/---

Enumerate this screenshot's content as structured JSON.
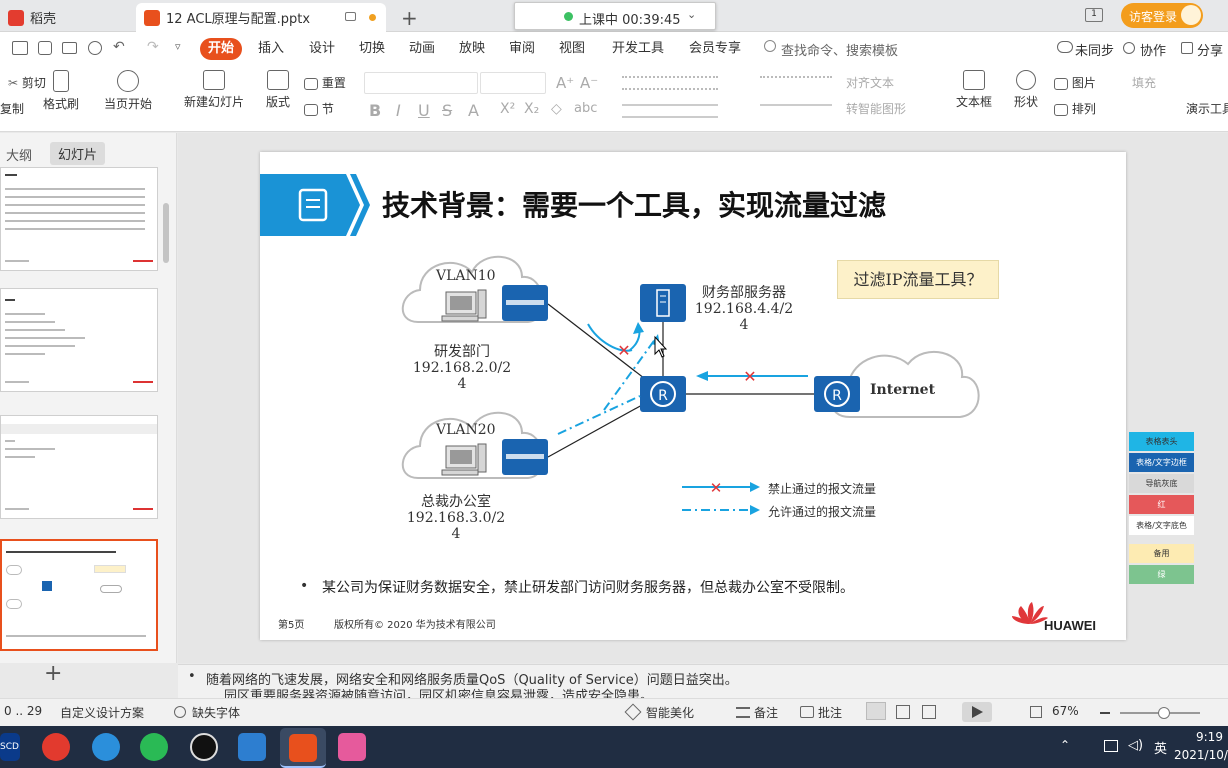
{
  "tabs": {
    "home": "稻壳",
    "file": "12 ACL原理与配置.pptx",
    "new_tab": "+"
  },
  "classroom": {
    "status": "上课中 00:39:45"
  },
  "account": {
    "visitor": "访客登录"
  },
  "ribbon_tabs": [
    "开始",
    "插入",
    "设计",
    "切换",
    "动画",
    "放映",
    "审阅",
    "视图",
    "开发工具",
    "会员专享"
  ],
  "search": {
    "placeholder": "查找命令、搜索模板"
  },
  "top_actions": {
    "sync": "未同步",
    "collab": "协作",
    "share": "分享"
  },
  "toolbar": {
    "cut": "剪切",
    "copy": "复制",
    "format_painter": "格式刷",
    "play_from": "当页开始",
    "new_slide": "新建幻灯片",
    "layout": "版式",
    "reset": "重置",
    "section": "节",
    "text_box": "文本框",
    "shape": "形状",
    "picture": "图片",
    "arrange": "排列",
    "fill": "填充",
    "align_text": "对齐文本",
    "smart_shape": "转智能图形",
    "demo": "演示工具"
  },
  "panel_tabs": {
    "outline": "大纲",
    "slides": "幻灯片"
  },
  "slide": {
    "title": "技术背景：需要一个工具，实现流量过滤",
    "callout": "过滤IP流量工具？",
    "vlan10": "VLAN10",
    "vlan20": "VLAN20",
    "dept_rd": "研发部门",
    "rd_ip": "192.168.2.0/2",
    "rd_ip2": "4",
    "dept_ceo": "总裁办公室",
    "ceo_ip": "192.168.3.0/2",
    "ceo_ip2": "4",
    "server_name": "财务部服务器",
    "server_ip": "192.168.4.4/2",
    "server_ip2": "4",
    "internet": "Internet",
    "legend_deny": "禁止通过的报文流量",
    "legend_allow": "允许通过的报文流量",
    "bullet": "某公司为保证财务数据安全，禁止研发部门访问财务服务器，但总裁办公室不受限制。",
    "page": "第5页",
    "copyright": "版权所有© 2020 华为技术有限公司",
    "brand": "HUAWEI"
  },
  "color_legend": [
    "表格表头",
    "表格/文字边框",
    "导航灰底",
    "红",
    "表格/文字底色",
    "备用",
    "绿"
  ],
  "notes": {
    "line1": "随着网络的飞速发展，网络安全和网络服务质量QoS（Quality of Service）问题日益突出。",
    "line2": "园区重要服务器资源被随意访问，园区机密信息容易泄露，造成安全隐患。"
  },
  "status": {
    "pages": "0 .. 29",
    "design": "自定义设计方案",
    "font": "缺失字体",
    "beautify": "智能美化",
    "notes": "备注",
    "comment": "批注",
    "zoom": "67%"
  },
  "taskbar": {
    "time": "9:19",
    "date": "2021/10/",
    "ime": "英"
  },
  "colors": {
    "accent": "#e8501d",
    "slide_blue": "#1a93d6",
    "device_blue": "#1a64b0",
    "deny_red": "#e0373a",
    "allow_cyan": "#19a3e0"
  }
}
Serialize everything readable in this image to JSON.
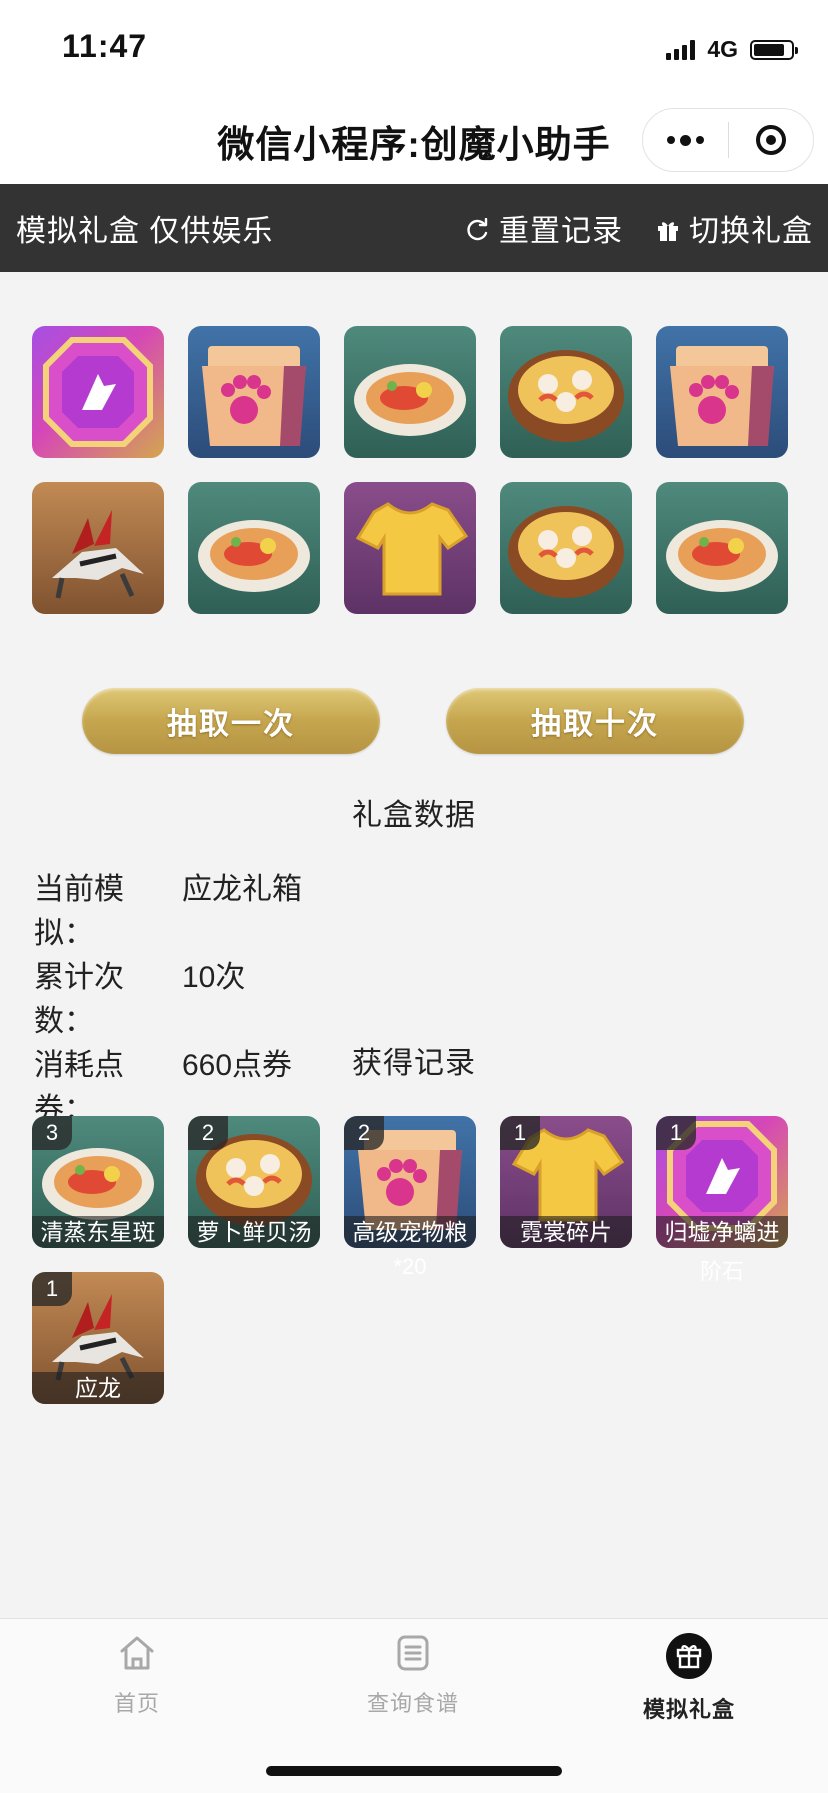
{
  "status": {
    "time": "11:47",
    "network": "4G"
  },
  "nav": {
    "title": "微信小程序:创魔小助手"
  },
  "toolbar": {
    "title": "模拟礼盒 仅供娱乐",
    "reset_label": "重置记录",
    "switch_label": "切换礼盒"
  },
  "results": [
    {
      "icon": "violet-gem-icon"
    },
    {
      "icon": "pet-food-bag-icon"
    },
    {
      "icon": "steamed-fish-dish-icon"
    },
    {
      "icon": "radish-clam-soup-icon"
    },
    {
      "icon": "pet-food-bag-icon"
    },
    {
      "icon": "dragon-mount-icon"
    },
    {
      "icon": "steamed-fish-dish-icon"
    },
    {
      "icon": "golden-shirt-icon"
    },
    {
      "icon": "radish-clam-soup-icon"
    },
    {
      "icon": "steamed-fish-dish-icon"
    }
  ],
  "buttons": {
    "draw_once": "抽取一次",
    "draw_ten": "抽取十次"
  },
  "stats": {
    "section_title": "礼盒数据",
    "current_label": "当前模拟：",
    "current_value": "应龙礼箱",
    "count_label": "累计次数：",
    "count_value": "10次",
    "cost_label": "消耗点券：",
    "cost_value": "660点券"
  },
  "records": {
    "section_title": "获得记录",
    "items": [
      {
        "count": "3",
        "name": "清蒸东星斑",
        "icon": "steamed-fish-dish-icon"
      },
      {
        "count": "2",
        "name": "萝卜鲜贝汤",
        "icon": "radish-clam-soup-icon"
      },
      {
        "count": "2",
        "name": "高级宠物粮",
        "extra": "*20",
        "icon": "pet-food-bag-icon"
      },
      {
        "count": "1",
        "name": "霓裳碎片",
        "icon": "golden-shirt-icon"
      },
      {
        "count": "1",
        "name": "归墟净螭进",
        "extra": "阶石",
        "icon": "violet-gem-icon"
      },
      {
        "count": "1",
        "name": "应龙",
        "icon": "dragon-mount-icon"
      }
    ]
  },
  "tabbar": {
    "home": "首页",
    "recipes": "查询食谱",
    "gift": "模拟礼盒"
  },
  "colors": {
    "toolbar_bg": "#333333",
    "gold_button": "#c5a64e",
    "page_bg": "#f3f3f3"
  }
}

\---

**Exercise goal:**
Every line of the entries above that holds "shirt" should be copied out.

**Response:**
      "icon": "golden-shirt-icon"
        "icon": "golden-shirt-icon"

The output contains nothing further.